- May 29 is 529 College Savings Plan Day, recognizing the tax-advantaged account that allows families to save for children’s qualified educational expenses.
- Close to 7 in 10 people polled by Edward Jones could not correctly identify a 529 college savings plan.
- It's not just for college: The Tax Cuts and Jobs Act allows families to tap these accounts for up to $10,000 to cover private K-12 tuition. The Secure Act would permit families to withdraw up to $10,000 to repay student loans.
Tax-favored 529 savings plans allow families to manage the cost of higher education, yet few people understand how they operate.
May 29 marks 529 College Savings Plan Day, shining a spotlight on a savings account that allows families to save after-tax dollars, have them grow tax-free and then use the money to pay for qualified higher education expenses — such as tuition, fees and books — on a tax-free basis.
Every bit helps when the current price tag for tuition, fees, room and board at a private four-year college is $48,510, according to College Board estimates.
Despite the virtues of 529 plans, many people are still unfamiliar with the accounts.
Two of 3 people recently polled by Edward Jones were unable to correctly identify a 529 plan as a savings account for educational expenses. The financial services firm polled 1,002 people in April.
In fact, only 18% of respondents said they would use a 529 plan, while close to 40% said they would use a personal savings account and 35% said they would turn to scholarships.

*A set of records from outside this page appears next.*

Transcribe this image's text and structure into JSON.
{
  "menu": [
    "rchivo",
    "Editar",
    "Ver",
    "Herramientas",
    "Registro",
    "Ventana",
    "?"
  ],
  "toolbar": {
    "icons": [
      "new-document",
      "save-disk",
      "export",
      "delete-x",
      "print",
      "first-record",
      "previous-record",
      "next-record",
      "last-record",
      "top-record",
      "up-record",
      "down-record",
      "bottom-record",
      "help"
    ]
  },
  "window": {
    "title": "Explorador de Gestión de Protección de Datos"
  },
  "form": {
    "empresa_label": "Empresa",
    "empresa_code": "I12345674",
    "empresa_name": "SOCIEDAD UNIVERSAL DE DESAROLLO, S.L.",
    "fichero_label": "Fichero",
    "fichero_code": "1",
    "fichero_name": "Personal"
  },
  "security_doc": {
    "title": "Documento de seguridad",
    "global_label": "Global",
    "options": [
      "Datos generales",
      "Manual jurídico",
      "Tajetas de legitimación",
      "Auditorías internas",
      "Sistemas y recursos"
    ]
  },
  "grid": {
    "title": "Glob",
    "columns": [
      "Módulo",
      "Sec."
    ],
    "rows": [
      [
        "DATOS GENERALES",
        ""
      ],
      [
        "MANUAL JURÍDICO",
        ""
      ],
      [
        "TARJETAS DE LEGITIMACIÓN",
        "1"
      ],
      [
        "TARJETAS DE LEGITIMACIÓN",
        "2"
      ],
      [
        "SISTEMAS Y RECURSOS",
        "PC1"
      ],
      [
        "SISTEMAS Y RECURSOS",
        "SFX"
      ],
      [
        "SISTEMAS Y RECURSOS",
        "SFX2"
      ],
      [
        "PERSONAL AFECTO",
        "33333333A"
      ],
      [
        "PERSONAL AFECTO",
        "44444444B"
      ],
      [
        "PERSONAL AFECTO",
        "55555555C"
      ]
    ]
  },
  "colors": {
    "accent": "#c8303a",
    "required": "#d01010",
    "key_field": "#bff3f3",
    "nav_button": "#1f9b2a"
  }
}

In all, there was $339 billion in 529 savings and prepaid tuition plans as of the end of March, according to Strategic Insight.
When it comes to growing a 529 savings account over time, every bit helps — from your own contributions to the cash your child gets for holidays and birthdays.
"Even saving 1% of your income in a 529 plan might seem like a small percentage, but that 1% really does add up," said Paul Curley, director of college savings research at Strategic Insight. "As you get pay increases, you can increase the contribution, too."
Here are a few facts you should know.
More than 30 states offer their residents a state income tax credit or deduction for contributions to college savings plans, according to SavingforCollege.com.
Families who aren't using 529 plans are missing out on their share of an estimated $237 billion in state and capital gains tax benefits and market growths, according to research firm Morningstar.
Tax incentives aside, there is no requirement that you invest in your home state's 529 plan. Be aware that even if the state you reside in will give you a good break for investing in its plan, you might find a better deal elsewhere if the costs are too high.
Lower expenses on the 529 plan you choose allows you to invest more of your contribution.
Families can purchase direct-sold plans themselves or they can opt for advisor-sold plans through a financial professional.
An advisor's expertise costs money. On average, advisor-sold plans had a fee of 96 basis points or 0.96%, according to fourth-quarter 2018 data from Strategic Insight.
On the other hand, direct-sold plans charged 44 basis points or 0.44%.
Investment fees can also vary sharply from one plan to another, said Curley.
For instance, age-based portfolios offered in Utah's direct-sold my529 plan range from 0.17% to 0.59%, while in New jersey, fees for age-based funds range from 0.41% to 0.91% in the NJBEST 529 plan.
The Tax Cuts and Jobs Act allows families to use 529 plans to cover private K-12 tuition expenses.
The national average private school tuition is about $10,671 per year, according to Private School Review.
However, even though the federal government permits these withdrawals, your state might not agree.
Also, parents who start withdrawing money from their 529 for K-12 tuition are missing out on years of compounding interest.
There may soon be other ways to tap your funds.
The Secure Act, which sailed through the House earlier this month, would allow savers to take a distribution of up to $10,000 from a 529 plan to pay down student loans.
The proposed legislation would also allow savers to use their 529 funds to pay for fees, books and supplies in a registered apprenticeship program.
The bill now goes to the Senate.